This question already has an answer here:

Many had tried in vain to prove Euclid's parallel postulate using the existing axioms and theorems. But my question is that what is it about the parallel postulate that made it seem so much like a theorem that mathematicians just felt uncomfortable to accept it as an unprovable assumption?


marked as duplicate by Conifold, Community Nov 10 '16 at 4:11

This question has been asked before and already has an answer. If those answers do not fully address your question, please ask a new question.


Because it was considerd (probably well before Euclid) as not as "intuitive" as the other postulates.

See e.g. :

as well as the introduction to :

We know of early attempts to prove this postulate in Classical Antiquity. In fact, these attempts probably preceded the composition of the Elements, suggesting that Euclid perhaps assumed his Fifth Postulate unwillingly, because he could not devise the proof for it that he sought.

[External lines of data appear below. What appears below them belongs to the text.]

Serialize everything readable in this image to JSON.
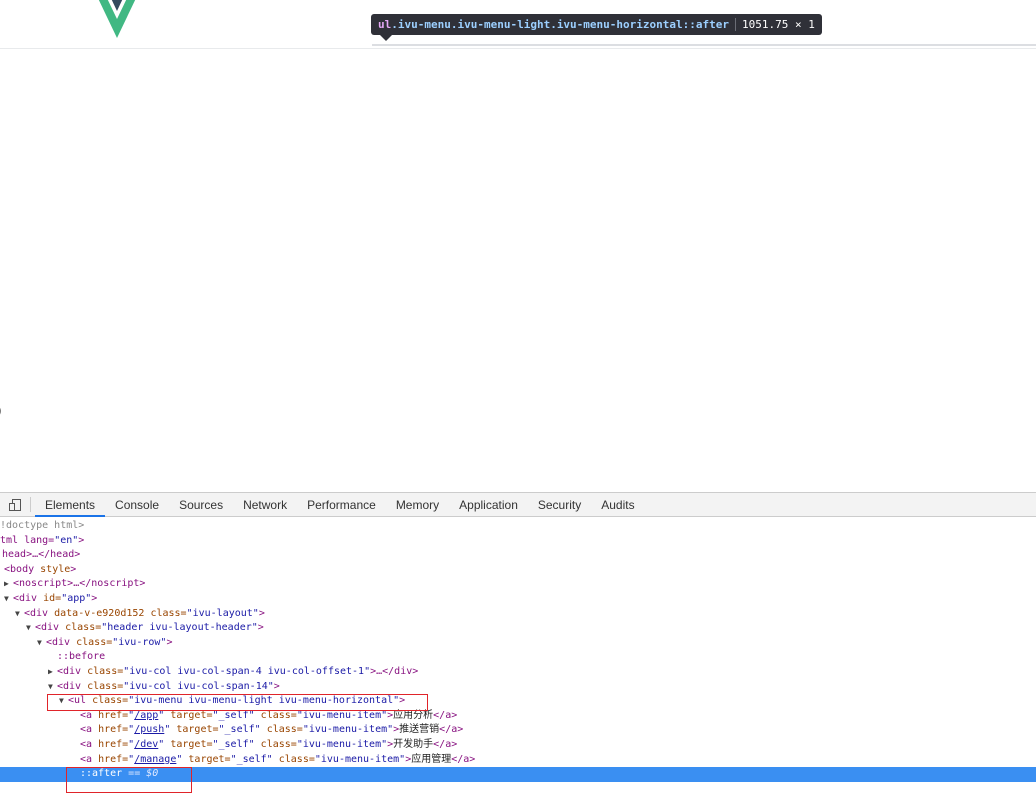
{
  "tooltip": {
    "tag": "ul",
    "classes": ".ivu-menu.ivu-menu-light.ivu-menu-horizontal::after",
    "dims": "1051.75 × 1"
  },
  "logo": {
    "name": "vue-logo",
    "colors": {
      "outer": "#41b883",
      "inner": "#34495e"
    }
  },
  "devtools": {
    "tabs": [
      "Elements",
      "Console",
      "Sources",
      "Network",
      "Performance",
      "Memory",
      "Application",
      "Security",
      "Audits"
    ],
    "active_tab": "Elements",
    "accent": "#1a73e8",
    "selection_color": "#3a8ff2",
    "highlight_color": "#e0242a"
  },
  "dom": {
    "doctype": "!doctype html>",
    "html_open": "tml lang=",
    "html_lang": "\"en\"",
    "head": "head>…</head>",
    "body_tag": "body",
    "body_attr": "style",
    "noscript": "<noscript>…</noscript>",
    "app": {
      "tag": "<div",
      "attr": " id=",
      "val": "\"app\"",
      "close": ">"
    },
    "layout": {
      "tag": "<div",
      "attr1": " data-v-e920d152 class=",
      "val": "\"ivu-layout\"",
      "close": ">"
    },
    "header": {
      "tag": "<div",
      "attr": " class=",
      "val": "\"header ivu-layout-header\"",
      "close": ">"
    },
    "row": {
      "tag": "<div",
      "attr": " class=",
      "val": "\"ivu-row\"",
      "close": ">"
    },
    "before": "::before",
    "col1": {
      "tag": "<div",
      "attr": " class=",
      "val": "\"ivu-col ivu-col-span-4 ivu-col-offset-1\"",
      "close": ">…</div>"
    },
    "col2": {
      "tag": "<div",
      "attr": " class=",
      "val": "\"ivu-col ivu-col-span-14\"",
      "close": ">"
    },
    "ul": {
      "tag": "<ul",
      "attr": " class=",
      "val": "\"ivu-menu ivu-menu-light ivu-menu-horizontal\"",
      "close": ">"
    },
    "items": [
      {
        "href": "/app",
        "text": "应用分析"
      },
      {
        "href": "/push",
        "text": "推送营销"
      },
      {
        "href": "/dev",
        "text": "开发助手"
      },
      {
        "href": "/manage",
        "text": "应用管理"
      }
    ],
    "a_tag": "<a",
    "a_href": " href=",
    "a_target": " target=",
    "a_target_val": "\"_self\"",
    "a_class": " class=",
    "a_class_val": "\"ivu-menu-item\"",
    "a_close": "</a>",
    "after": "::after",
    "after_eq": " == $0"
  }
}
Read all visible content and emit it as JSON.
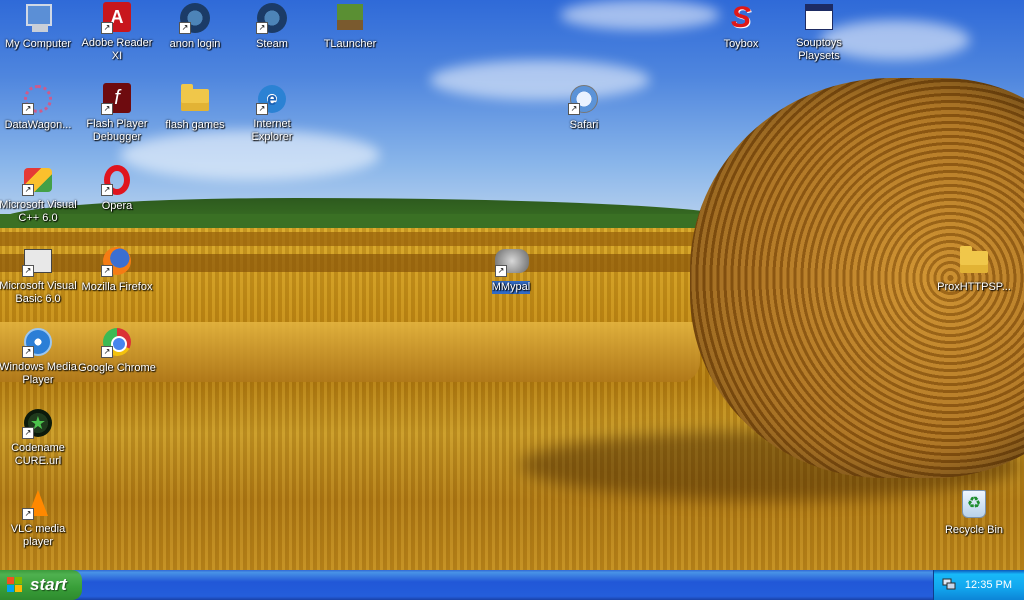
{
  "desktop": {
    "icons": [
      {
        "id": "my-computer",
        "label": "My Computer",
        "glyph": "computer-icon"
      },
      {
        "id": "adobe-reader",
        "label": "Adobe Reader XI",
        "glyph": "pdf-icon"
      },
      {
        "id": "anon-login",
        "label": "anon login",
        "glyph": "steam-icon"
      },
      {
        "id": "steam",
        "label": "Steam",
        "glyph": "steam-icon"
      },
      {
        "id": "tlauncher",
        "label": "TLauncher",
        "glyph": "minecraft-block-icon"
      },
      {
        "id": "toybox",
        "label": "Toybox",
        "glyph": "toybox-icon"
      },
      {
        "id": "souptoys",
        "label": "Souptoys Playsets",
        "glyph": "window-icon"
      },
      {
        "id": "datawagon",
        "label": "DataWagon...",
        "glyph": "datawagon-icon"
      },
      {
        "id": "flash-debugger",
        "label": "Flash Player Debugger",
        "glyph": "flash-icon"
      },
      {
        "id": "flash-games",
        "label": "flash games",
        "glyph": "folder-icon"
      },
      {
        "id": "internet-explorer",
        "label": "Internet Explorer",
        "glyph": "ie-icon"
      },
      {
        "id": "safari",
        "label": "Safari",
        "glyph": "safari-icon"
      },
      {
        "id": "visual-cpp",
        "label": "Microsoft Visual C++ 6.0",
        "glyph": "visual-cpp-icon"
      },
      {
        "id": "opera",
        "label": "Opera",
        "glyph": "opera-icon"
      },
      {
        "id": "visual-basic",
        "label": "Microsoft Visual Basic 6.0",
        "glyph": "visual-basic-icon"
      },
      {
        "id": "firefox",
        "label": "Mozilla Firefox",
        "glyph": "firefox-icon"
      },
      {
        "id": "mmypal",
        "label": "MMypal",
        "glyph": "mmypal-icon",
        "selected": true
      },
      {
        "id": "proxhttpsp",
        "label": "ProxHTTPSP...",
        "glyph": "folder-icon"
      },
      {
        "id": "wmp",
        "label": "Windows Media Player",
        "glyph": "media-player-icon"
      },
      {
        "id": "chrome",
        "label": "Google Chrome",
        "glyph": "chrome-icon"
      },
      {
        "id": "codename-cure",
        "label": "Codename CURE.url",
        "glyph": "cure-icon"
      },
      {
        "id": "vlc",
        "label": "VLC media player",
        "glyph": "vlc-icon"
      },
      {
        "id": "recycle-bin",
        "label": "Recycle Bin",
        "glyph": "recycle-bin-icon"
      }
    ]
  },
  "taskbar": {
    "start_label": "start",
    "clock": "12:35 PM",
    "tray_icon": "network-icon"
  },
  "colors": {
    "taskbar_blue": "#245edb",
    "start_green": "#3c9a3c",
    "tray_blue": "#12a6ee",
    "selection_blue": "#316ac5"
  }
}
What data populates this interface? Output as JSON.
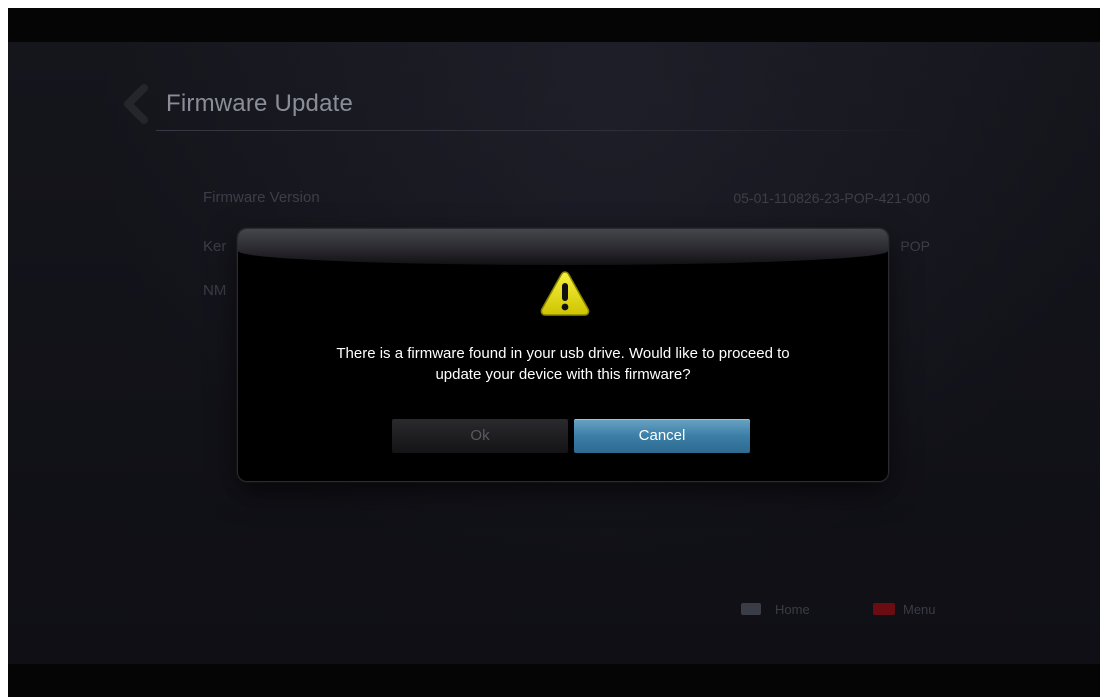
{
  "header": {
    "title": "Firmware Update"
  },
  "info": {
    "rows": [
      {
        "label": "Firmware Version",
        "value": "05-01-110826-23-POP-421-000"
      },
      {
        "label": "Ker",
        "value": "POP"
      },
      {
        "label": "NM",
        "value": ""
      }
    ]
  },
  "dialog": {
    "message_line1": "There is a firmware found in your usb drive. Would like to proceed to",
    "message_line2": "update your device with this firmware?",
    "ok_label": "Ok",
    "cancel_label": "Cancel",
    "icon": "warning-icon"
  },
  "footer": {
    "home_label": "Home",
    "menu_label": "Menu"
  },
  "colors": {
    "accent": "#3b7ea6",
    "warning": "#e8e000",
    "menu_key": "#6a0c12"
  }
}
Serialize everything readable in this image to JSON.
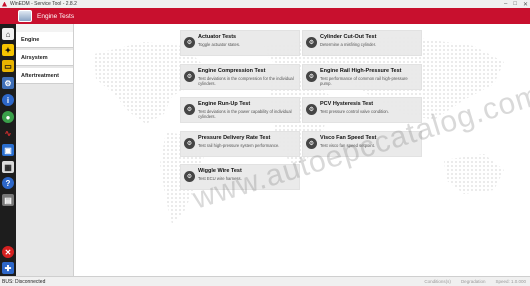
{
  "window": {
    "title": "WinEDM - Service Tool - 2.8.2",
    "controls": [
      "–",
      "□",
      "✕"
    ]
  },
  "header": {
    "title": "Engine Tests"
  },
  "toolbar": {
    "buttons": [
      {
        "icon": "home-icon"
      },
      {
        "icon": "network-icon"
      },
      {
        "icon": "folder-icon"
      },
      {
        "icon": "engine-icon"
      },
      {
        "icon": "info-icon"
      },
      {
        "icon": "diagnostic-icon"
      },
      {
        "icon": "waveform-icon"
      },
      {
        "icon": "monitor-icon"
      },
      {
        "icon": "calculator-icon"
      },
      {
        "icon": "help-icon"
      },
      {
        "icon": "save-icon"
      },
      {
        "icon": "close-icon"
      },
      {
        "icon": "puzzle-icon"
      }
    ]
  },
  "nav": {
    "items": [
      {
        "label": "Engine"
      },
      {
        "label": "Airsystem"
      },
      {
        "label": "Aftertreatment"
      }
    ]
  },
  "tests": [
    {
      "title": "Actuator Tests",
      "desc": "Toggle actuator states."
    },
    {
      "title": "Cylinder Cut-Out Test",
      "desc": "Determine a misfiring cylinder."
    },
    {
      "title": "Engine Compression Test",
      "desc": "Test deviations in the compression for the individual cylinders."
    },
    {
      "title": "Engine Rail High-Pressure Test",
      "desc": "Test performance of common rail high-pressure pump."
    },
    {
      "title": "Engine Run-Up Test",
      "desc": "Test deviations in the power capability of individual cylinders."
    },
    {
      "title": "PCV Hysteresis Test",
      "desc": "Test pressure control valve condition."
    },
    {
      "title": "Pressure Delivery Rate Test",
      "desc": "Test rail high-pressure system performance."
    },
    {
      "title": "Visco Fan Speed Test",
      "desc": "Test visco fan speed setpoint."
    },
    {
      "title": "Wiggle Wire Test",
      "desc": "Test ECU wire harness."
    }
  ],
  "watermark": "www.autoepccatalog.com",
  "status": {
    "connection": "BUS: Disconnected",
    "right": [
      "Conditions(s)",
      "Degradation",
      "Speed: 1.0.000"
    ]
  }
}
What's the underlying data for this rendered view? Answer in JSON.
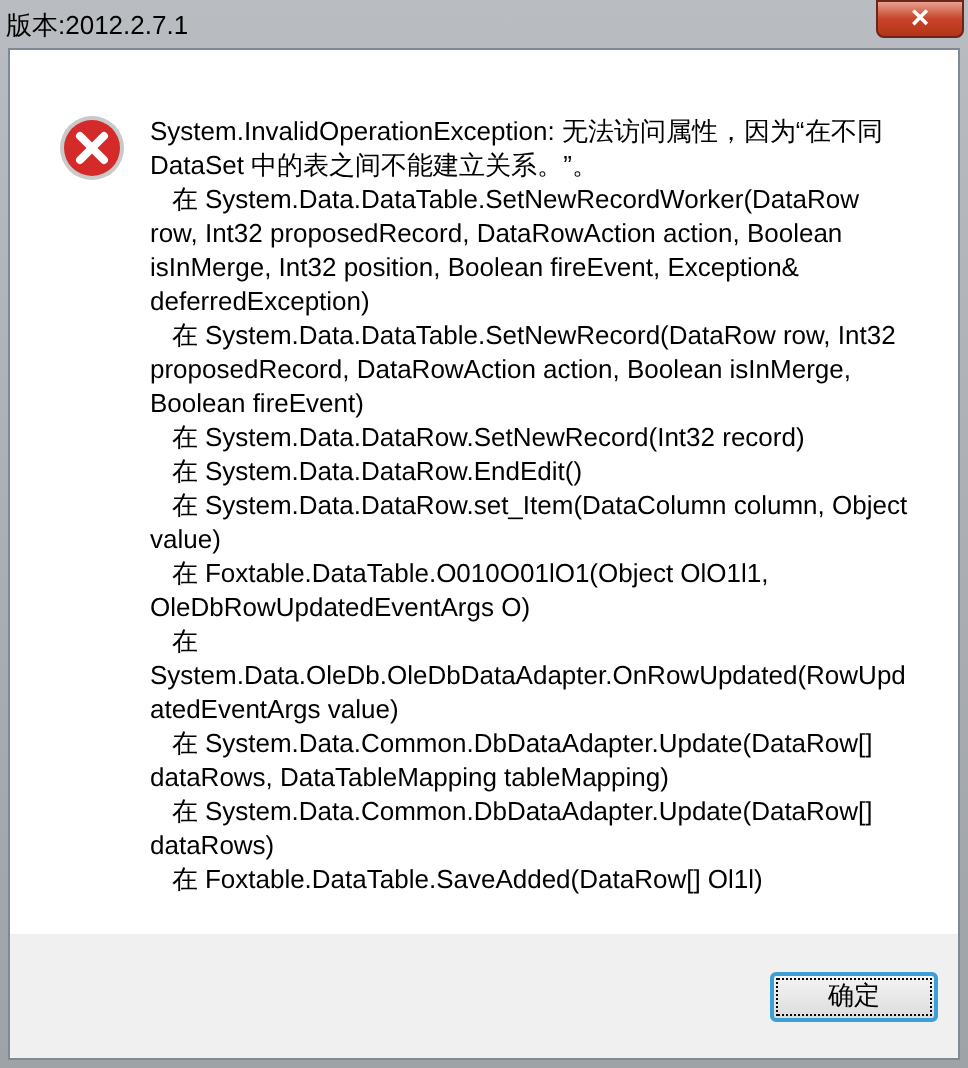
{
  "window": {
    "title": "版本:2012.2.7.1",
    "close": "×"
  },
  "message": {
    "lines": [
      "System.InvalidOperationException: 无法访问属性，因为“在不同",
      "DataSet 中的表之间不能建立关系。”。",
      "   在 System.Data.DataTable.SetNewRecordWorker(DataRow",
      "row, Int32 proposedRecord, DataRowAction action, Boolean",
      "isInMerge, Int32 position, Boolean fireEvent, Exception&",
      "deferredException)",
      "   在 System.Data.DataTable.SetNewRecord(DataRow row, Int32",
      "proposedRecord, DataRowAction action, Boolean isInMerge,",
      "Boolean fireEvent)",
      "   在 System.Data.DataRow.SetNewRecord(Int32 record)",
      "   在 System.Data.DataRow.EndEdit()",
      "   在 System.Data.DataRow.set_Item(DataColumn column, Object",
      "value)",
      "   在 Foxtable.DataTable.O010O01lO1(Object OlO1l1,",
      "OleDbRowUpdatedEventArgs O)",
      "   在",
      "System.Data.OleDb.OleDbDataAdapter.OnRowUpdated(RowUpd",
      "atedEventArgs value)",
      "   在 System.Data.Common.DbDataAdapter.Update(DataRow[]",
      "dataRows, DataTableMapping tableMapping)",
      "   在 System.Data.Common.DbDataAdapter.Update(DataRow[]",
      "dataRows)",
      "   在 Foxtable.DataTable.SaveAdded(DataRow[] Ol1l)"
    ]
  },
  "buttons": [
    {
      "label": "确定",
      "selected": true
    }
  ]
}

Not the answer you're looking for? Browse other questions tagged or ask your own question.